Ex TUC chairman who played a key role in the boom of the white collar union
Leif Mills, a Balliol graduate who, to his everlasting shame, narrowly missed out on an Oxford rower, was an unlikely figure to be elected president of the TUC and to regale his general council with Greek and Latin signs and humorous interjections for a decade. With a Briar in hand, Mills, who died at the age of 84, played his picture as a pipe smoker and beer drinker.
He had a tap built in his office as chairman of the Covent Garden Market Authority (1998-2005) and frequently met with market porters for an early morning pint. He was, however, also a severe and respected leader of the Party, headed by the National Union of Bank Employees (Nube), later by the Banking, Insurance and Finance Union, and for 24 years as general secretary (1972-96). He entered as a research officer in 1960 and became deputy general secretary just as the union of workers underwent immense growth. Union membership was becoming attractive to professionals, including conservative bank workers.
In particular, Nube found himself in dispute with the fast-growing Research, Management and Managerial Workers Association (ASTMS) of Clive Jenkins, which attracted numerous membership groups and plumbed the financial sector.
It also had to contend against the existing associations of bank workers, which were favoured by boards of directors that refused to accept Nube in turn. Against this backdrop, when the Trades Union Congress ordered its members not to register under the Industrial Relations Act of the Heath government, which was meant to control unions more closely, Mills was elected Nube’s general secretary. Nube opted to register for its specific membership and was excluded from the TUC, losing its defense against the poaching of members by other unions. When it successfully applied for re-entry after Labour abolished the statute, it was voted against, among others, by its two left-wing competitors, ASTMS and MSF, the Manufacturing, Research and Finance Union. Meanwhile, the area at issue was insurance firms, but Mills resisted the TUC’s pressure to offer ASTMS the field.
Mills became a respected member of the TUC General Council, part of a close-knit community of so-called progressives, and known as someone who punched above the weight of his relatively small union. In 1979, Nube renamed itself Bifu – the Banking, Insurance and Finance Union – and maintained its insurance members. He set out his stance in his presidential address to the 1995 conference:’ Our job is to press and convince those who have influence, not to take power for ourselves.’
Mills said they resemble World War I soldiers in a philosophy session about what unions are for: “We’re here because we’re here because we’re here.” He was urged to join the fledgling Social Democratic Party when the Labour Party split in the 1980s, but Mills, a former parliamentary candidate, remained rock solid with Labour. Nevertheless, he opposed the non-cooperation policy of the TUC with the Thatcher government and had private discussions with the government regarding its handling of the unions.

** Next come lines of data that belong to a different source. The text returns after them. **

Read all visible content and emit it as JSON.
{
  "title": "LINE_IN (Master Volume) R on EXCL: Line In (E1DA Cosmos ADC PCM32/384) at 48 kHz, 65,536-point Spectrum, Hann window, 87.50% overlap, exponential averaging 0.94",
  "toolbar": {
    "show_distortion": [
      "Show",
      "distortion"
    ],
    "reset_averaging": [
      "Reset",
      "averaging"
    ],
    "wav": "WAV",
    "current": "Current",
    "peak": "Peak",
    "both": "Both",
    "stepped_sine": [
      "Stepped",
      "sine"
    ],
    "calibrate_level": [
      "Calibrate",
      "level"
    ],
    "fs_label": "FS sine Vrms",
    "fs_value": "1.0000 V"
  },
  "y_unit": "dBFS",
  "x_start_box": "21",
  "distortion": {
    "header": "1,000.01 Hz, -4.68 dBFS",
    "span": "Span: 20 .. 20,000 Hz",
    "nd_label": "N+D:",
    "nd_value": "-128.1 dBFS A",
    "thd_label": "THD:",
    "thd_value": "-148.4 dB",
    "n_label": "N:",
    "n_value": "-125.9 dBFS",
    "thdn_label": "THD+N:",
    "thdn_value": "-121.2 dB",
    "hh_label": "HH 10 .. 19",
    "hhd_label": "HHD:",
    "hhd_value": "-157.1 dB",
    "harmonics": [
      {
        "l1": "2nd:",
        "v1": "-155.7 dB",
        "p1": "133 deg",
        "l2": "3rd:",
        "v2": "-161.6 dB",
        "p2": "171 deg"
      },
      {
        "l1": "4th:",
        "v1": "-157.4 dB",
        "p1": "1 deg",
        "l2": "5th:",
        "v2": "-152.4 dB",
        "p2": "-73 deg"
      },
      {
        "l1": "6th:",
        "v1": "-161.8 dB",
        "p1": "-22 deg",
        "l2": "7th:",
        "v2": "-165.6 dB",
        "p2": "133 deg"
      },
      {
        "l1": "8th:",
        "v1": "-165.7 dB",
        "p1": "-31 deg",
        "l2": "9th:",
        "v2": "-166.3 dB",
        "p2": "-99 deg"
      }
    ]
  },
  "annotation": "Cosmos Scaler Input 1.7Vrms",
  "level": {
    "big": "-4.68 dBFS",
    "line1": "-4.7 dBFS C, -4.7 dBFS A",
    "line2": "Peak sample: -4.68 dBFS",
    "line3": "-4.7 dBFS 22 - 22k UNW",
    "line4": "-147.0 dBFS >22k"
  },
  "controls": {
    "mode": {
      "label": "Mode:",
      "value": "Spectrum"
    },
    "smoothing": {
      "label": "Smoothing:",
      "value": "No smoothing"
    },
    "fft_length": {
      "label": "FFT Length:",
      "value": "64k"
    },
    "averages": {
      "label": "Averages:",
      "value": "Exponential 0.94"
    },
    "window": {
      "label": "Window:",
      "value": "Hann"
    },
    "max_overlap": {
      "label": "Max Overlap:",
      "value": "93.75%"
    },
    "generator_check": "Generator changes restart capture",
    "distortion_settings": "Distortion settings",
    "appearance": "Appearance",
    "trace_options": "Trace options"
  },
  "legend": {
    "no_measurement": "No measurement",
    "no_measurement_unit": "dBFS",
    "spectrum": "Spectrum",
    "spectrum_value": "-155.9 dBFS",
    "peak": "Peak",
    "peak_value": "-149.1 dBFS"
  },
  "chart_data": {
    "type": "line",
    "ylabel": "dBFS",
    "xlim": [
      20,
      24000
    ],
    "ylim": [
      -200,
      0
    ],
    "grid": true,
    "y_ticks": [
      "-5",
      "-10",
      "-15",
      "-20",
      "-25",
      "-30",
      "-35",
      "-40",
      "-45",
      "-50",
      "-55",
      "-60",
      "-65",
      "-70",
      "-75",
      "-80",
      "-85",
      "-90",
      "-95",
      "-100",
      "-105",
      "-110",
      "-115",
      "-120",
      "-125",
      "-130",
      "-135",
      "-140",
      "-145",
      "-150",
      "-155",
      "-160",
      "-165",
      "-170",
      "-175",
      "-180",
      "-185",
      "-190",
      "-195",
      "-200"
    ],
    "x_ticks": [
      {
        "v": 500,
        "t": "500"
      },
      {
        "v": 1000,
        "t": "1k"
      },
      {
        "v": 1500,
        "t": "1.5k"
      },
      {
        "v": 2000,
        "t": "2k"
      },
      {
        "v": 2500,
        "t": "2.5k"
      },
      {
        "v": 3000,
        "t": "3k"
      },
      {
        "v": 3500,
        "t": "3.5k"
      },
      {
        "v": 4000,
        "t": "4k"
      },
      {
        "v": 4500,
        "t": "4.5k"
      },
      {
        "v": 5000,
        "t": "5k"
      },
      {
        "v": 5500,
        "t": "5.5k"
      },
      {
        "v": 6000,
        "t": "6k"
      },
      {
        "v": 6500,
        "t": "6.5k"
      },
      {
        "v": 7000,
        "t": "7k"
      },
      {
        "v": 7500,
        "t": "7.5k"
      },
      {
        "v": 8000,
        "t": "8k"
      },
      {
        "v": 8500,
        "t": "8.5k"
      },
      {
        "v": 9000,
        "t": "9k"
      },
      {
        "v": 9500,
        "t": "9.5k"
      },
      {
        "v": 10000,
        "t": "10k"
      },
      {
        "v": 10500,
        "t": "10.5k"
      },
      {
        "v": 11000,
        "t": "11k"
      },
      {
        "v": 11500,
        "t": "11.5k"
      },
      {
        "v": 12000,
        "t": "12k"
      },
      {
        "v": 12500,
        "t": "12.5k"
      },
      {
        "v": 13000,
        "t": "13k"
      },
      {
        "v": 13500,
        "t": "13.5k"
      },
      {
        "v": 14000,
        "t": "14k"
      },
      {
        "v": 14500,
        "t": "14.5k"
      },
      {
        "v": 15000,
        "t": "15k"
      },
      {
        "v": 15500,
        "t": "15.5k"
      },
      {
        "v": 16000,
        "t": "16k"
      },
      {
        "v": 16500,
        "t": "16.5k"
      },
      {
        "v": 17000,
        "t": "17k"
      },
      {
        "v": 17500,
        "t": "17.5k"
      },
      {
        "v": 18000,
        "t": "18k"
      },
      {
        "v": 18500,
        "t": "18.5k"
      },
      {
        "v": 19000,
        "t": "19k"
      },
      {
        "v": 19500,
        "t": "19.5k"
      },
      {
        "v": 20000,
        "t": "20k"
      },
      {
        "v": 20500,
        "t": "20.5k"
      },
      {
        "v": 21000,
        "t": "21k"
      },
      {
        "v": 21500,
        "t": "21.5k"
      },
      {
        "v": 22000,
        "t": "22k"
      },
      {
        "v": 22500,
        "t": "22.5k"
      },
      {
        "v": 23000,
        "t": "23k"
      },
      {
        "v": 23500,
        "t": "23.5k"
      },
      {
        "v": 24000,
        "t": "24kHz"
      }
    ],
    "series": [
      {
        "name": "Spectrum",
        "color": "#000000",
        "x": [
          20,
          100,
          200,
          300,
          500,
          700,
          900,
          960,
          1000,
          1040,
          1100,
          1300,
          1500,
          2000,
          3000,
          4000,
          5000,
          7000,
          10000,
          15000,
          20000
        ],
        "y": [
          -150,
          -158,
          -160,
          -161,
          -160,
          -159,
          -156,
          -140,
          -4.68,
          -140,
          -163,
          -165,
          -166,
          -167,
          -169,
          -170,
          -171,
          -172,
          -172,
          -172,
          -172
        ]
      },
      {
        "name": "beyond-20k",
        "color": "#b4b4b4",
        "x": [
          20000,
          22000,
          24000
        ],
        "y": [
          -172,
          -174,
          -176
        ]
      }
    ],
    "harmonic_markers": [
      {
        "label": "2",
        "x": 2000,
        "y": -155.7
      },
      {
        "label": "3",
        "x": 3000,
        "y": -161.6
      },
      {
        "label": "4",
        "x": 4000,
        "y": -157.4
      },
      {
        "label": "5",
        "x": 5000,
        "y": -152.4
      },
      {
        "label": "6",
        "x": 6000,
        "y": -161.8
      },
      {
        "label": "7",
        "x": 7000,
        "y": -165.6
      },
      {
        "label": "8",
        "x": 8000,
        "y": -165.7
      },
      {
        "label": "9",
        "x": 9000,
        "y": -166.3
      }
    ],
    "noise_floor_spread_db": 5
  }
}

In the 1980s, his appointments included membership of the Monopolies and Mergers Commission and the Pay Review Body of the Armed Forces. It was for his service to labor relations and education that he was made a CBE in 1995. In 1989, for the historically conservative brewing industry, he became an unlikely but perhaps predictable hero. He was a lone voice of dissent against a report from the Monopolies Commission which proposed restricting the ownership of pubs by large breweries. Hailed as’ the only real customer of our goods by one brewer; everyone else is a gin-and-tonic guy,’ Mills argued that the reforms could lead to reduced competition and less option for the consumer. He called for vindication four years later, claiming, “There will be fewer pubs, higher prices, less consumer choice and less competition. “He was, among other positions, a trustee of the Civic Trust, a governor of the London Business School and a council member of the Consumer Association. Victor Mills, a clerk at Shell, and Bergliot (ne Strom-Olsen), a Norwegian woman, was born in London to Mills. The family lived in Raynes Park, in London’s southwest.
The Kingst attended Leif